How do we fix it?

Ray Johnson of the Community Linkages Network is probably best known as a member of Buddy Wasisname and the Other Fellas.

Ray was on Backtalk Wednesday talking about how there’s an MOU process ongoing to restructure the fishery but regular Newfoundlanders and Labradorians, and the outports themselves, aren’t included.

Well, we can have a discussion here.

How do we turn the fishery around?


I started off the show with some bad news if you remember.

Mary Walsh is NOT going to be our next government-general, the next governor-general of Canada.

It’s some Ontario guy.

So let me end off my monologue with some good news.

Good news in the fishery.

Yes, there is such a thing.

There’s a new study out that says fish oil appears to fight breast cancer.

New research shows that women who take fish oil supplements have a lower risk of developing the most common type of breast cancer.

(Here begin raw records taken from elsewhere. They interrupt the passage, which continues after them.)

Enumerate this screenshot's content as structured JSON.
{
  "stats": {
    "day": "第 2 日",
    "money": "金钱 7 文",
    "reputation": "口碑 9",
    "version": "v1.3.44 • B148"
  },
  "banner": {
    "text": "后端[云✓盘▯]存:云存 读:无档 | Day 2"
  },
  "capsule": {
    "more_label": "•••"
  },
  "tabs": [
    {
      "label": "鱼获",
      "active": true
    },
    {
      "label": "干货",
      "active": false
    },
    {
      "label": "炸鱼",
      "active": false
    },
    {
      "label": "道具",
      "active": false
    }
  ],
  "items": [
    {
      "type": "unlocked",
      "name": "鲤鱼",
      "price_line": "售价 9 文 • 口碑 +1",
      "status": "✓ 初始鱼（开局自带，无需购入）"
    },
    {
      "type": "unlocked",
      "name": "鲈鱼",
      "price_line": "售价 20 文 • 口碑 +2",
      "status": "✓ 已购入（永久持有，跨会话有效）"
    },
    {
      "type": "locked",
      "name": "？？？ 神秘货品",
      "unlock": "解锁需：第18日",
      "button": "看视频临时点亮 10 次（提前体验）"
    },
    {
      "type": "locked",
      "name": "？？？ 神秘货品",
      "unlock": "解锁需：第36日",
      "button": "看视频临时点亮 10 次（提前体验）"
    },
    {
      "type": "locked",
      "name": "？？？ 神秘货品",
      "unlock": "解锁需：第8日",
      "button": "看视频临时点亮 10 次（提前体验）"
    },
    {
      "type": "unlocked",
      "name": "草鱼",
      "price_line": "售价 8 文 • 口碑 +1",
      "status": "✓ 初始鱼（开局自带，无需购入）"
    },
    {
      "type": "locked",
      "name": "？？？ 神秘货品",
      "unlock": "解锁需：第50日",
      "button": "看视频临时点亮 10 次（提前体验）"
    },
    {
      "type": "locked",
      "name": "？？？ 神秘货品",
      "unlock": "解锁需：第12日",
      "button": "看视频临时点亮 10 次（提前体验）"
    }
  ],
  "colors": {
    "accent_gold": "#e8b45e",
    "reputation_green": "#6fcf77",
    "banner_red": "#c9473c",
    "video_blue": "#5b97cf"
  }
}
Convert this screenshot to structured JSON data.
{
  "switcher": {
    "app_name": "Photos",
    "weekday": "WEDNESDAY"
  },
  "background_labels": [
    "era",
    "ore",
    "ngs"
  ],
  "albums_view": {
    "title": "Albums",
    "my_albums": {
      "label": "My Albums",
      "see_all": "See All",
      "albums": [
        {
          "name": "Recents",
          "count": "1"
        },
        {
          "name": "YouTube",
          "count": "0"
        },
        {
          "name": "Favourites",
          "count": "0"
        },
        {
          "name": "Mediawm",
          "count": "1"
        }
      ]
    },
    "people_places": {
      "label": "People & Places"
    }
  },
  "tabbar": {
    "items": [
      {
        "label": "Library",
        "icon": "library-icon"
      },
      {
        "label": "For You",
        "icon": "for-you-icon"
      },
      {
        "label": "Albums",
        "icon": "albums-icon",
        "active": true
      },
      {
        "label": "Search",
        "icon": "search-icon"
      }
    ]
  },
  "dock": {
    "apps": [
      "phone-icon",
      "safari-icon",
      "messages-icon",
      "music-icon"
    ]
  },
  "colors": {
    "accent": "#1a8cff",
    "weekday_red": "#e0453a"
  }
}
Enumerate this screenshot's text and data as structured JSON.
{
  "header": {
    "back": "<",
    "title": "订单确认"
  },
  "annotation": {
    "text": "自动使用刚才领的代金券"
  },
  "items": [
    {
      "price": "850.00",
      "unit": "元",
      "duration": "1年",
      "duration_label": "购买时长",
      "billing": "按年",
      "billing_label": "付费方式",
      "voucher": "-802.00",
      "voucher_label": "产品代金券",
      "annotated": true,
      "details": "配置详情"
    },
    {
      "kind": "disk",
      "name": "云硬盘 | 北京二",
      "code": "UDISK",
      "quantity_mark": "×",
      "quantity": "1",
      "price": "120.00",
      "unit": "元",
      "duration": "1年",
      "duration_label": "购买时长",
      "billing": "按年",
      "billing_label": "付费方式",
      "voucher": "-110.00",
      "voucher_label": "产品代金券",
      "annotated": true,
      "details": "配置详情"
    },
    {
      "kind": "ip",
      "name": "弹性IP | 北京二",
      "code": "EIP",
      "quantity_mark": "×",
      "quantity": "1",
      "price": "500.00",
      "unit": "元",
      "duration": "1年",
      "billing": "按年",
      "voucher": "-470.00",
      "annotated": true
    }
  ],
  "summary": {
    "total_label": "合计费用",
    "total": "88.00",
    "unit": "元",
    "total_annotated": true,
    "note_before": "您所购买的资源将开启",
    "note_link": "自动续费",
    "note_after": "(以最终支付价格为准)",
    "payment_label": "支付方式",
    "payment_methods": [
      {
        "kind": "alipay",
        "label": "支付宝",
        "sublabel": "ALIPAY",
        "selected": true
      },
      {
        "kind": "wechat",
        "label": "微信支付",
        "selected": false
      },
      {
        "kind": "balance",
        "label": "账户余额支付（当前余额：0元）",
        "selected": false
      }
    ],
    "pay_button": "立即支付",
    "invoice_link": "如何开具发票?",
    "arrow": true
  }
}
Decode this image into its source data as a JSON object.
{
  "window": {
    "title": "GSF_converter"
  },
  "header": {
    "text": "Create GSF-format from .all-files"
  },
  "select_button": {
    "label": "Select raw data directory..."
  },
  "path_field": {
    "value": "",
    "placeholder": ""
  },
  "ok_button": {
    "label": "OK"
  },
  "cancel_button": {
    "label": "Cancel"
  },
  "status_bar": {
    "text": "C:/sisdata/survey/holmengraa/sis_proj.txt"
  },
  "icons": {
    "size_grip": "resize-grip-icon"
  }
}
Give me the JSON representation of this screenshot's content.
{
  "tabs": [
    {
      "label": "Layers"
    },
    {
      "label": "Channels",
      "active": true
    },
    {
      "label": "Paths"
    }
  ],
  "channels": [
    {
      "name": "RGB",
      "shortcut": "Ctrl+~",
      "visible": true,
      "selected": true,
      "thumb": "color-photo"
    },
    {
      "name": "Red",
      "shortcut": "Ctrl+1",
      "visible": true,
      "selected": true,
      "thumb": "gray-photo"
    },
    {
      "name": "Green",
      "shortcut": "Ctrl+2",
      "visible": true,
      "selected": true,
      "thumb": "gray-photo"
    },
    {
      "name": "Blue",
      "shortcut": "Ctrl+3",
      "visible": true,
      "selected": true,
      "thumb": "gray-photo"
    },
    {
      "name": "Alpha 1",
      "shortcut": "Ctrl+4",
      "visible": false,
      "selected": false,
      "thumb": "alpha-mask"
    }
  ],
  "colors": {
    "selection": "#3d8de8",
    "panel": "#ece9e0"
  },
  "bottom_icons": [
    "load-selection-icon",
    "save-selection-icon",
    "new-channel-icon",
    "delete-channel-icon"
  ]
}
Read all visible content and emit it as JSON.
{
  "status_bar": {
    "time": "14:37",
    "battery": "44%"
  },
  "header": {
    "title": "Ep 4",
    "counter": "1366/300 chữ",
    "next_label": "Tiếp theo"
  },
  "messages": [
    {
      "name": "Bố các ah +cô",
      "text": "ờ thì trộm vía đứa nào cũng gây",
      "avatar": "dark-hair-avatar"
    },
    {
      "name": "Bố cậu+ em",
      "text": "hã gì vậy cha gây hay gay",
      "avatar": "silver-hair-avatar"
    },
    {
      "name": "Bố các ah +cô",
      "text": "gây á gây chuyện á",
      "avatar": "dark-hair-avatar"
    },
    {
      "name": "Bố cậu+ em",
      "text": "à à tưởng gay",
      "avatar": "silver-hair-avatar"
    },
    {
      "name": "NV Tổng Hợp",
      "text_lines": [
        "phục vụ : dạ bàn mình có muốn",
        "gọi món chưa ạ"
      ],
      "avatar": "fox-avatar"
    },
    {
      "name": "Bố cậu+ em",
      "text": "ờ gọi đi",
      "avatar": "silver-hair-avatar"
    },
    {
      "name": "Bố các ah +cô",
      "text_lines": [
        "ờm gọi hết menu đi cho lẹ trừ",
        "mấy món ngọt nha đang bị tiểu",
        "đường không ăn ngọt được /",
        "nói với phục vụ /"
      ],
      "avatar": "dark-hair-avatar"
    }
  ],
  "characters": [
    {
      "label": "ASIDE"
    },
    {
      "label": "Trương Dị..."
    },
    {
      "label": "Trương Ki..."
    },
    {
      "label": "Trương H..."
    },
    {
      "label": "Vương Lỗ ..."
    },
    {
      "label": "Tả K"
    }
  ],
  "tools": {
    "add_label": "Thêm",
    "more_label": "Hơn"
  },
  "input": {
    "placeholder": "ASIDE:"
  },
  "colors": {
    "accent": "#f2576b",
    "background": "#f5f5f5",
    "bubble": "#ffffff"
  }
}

The study provides support for the idea “that the omega-3 fatty acids that are found in fish oil might be beneficial for breast cancer.

Its already been shown that the oils may be beneficial to cardiovascular disease.

So let me ask you, have you had your feed of fish today?

The Backtalk lines are open.

1 comment:

Chris said...

I don’t think we should be pissed off or too surprised that a Newfoundlander, in this case Mary Walsh, was not appointed Governor General. Nor do I think we should be too upset that a person from this province has yet been appointed to the Supreme Court. I’m sure both will eventually happen.

The naming of a Governor General is a purely patronage appointment – another reason to get rid of it. I disagree with your assumption that naming Walsh would hurt Harper. If anything she was a safe pick – perhaps not appeasing the neo-cons – but would be looked at favourably by other Canadians, particularly those who don’t historically support Harper. That being said, David Johnson is still the smart, strategic choice.

But people should be appointed on merit and not because they come from a certain cultural group, race or other specific minority demographic. It’s similar to affirmative action in the US, a policy I deplore. It’s the policy that - in many cases - see qualified candidates passed over for job promotions because minorities have to placed in higher level positions. And just because I don’t agree with affirmative action does not make me a racist or a right wing zealot.

I should point out that like all Newfoundlanders, I am proud and happy to be from this place. But I’m also a proud Canadian and far from a Harper apologist. I’m all for Newfoundlanders (and Labradorians) being appointed to high profile positions, but like everyone else, they should deserve that appointment.

Crying foul just because “we” didn’t get the job is petty. It diminishes the validity of the argument of those who continually blame Ottawa – regardless of who’s in power.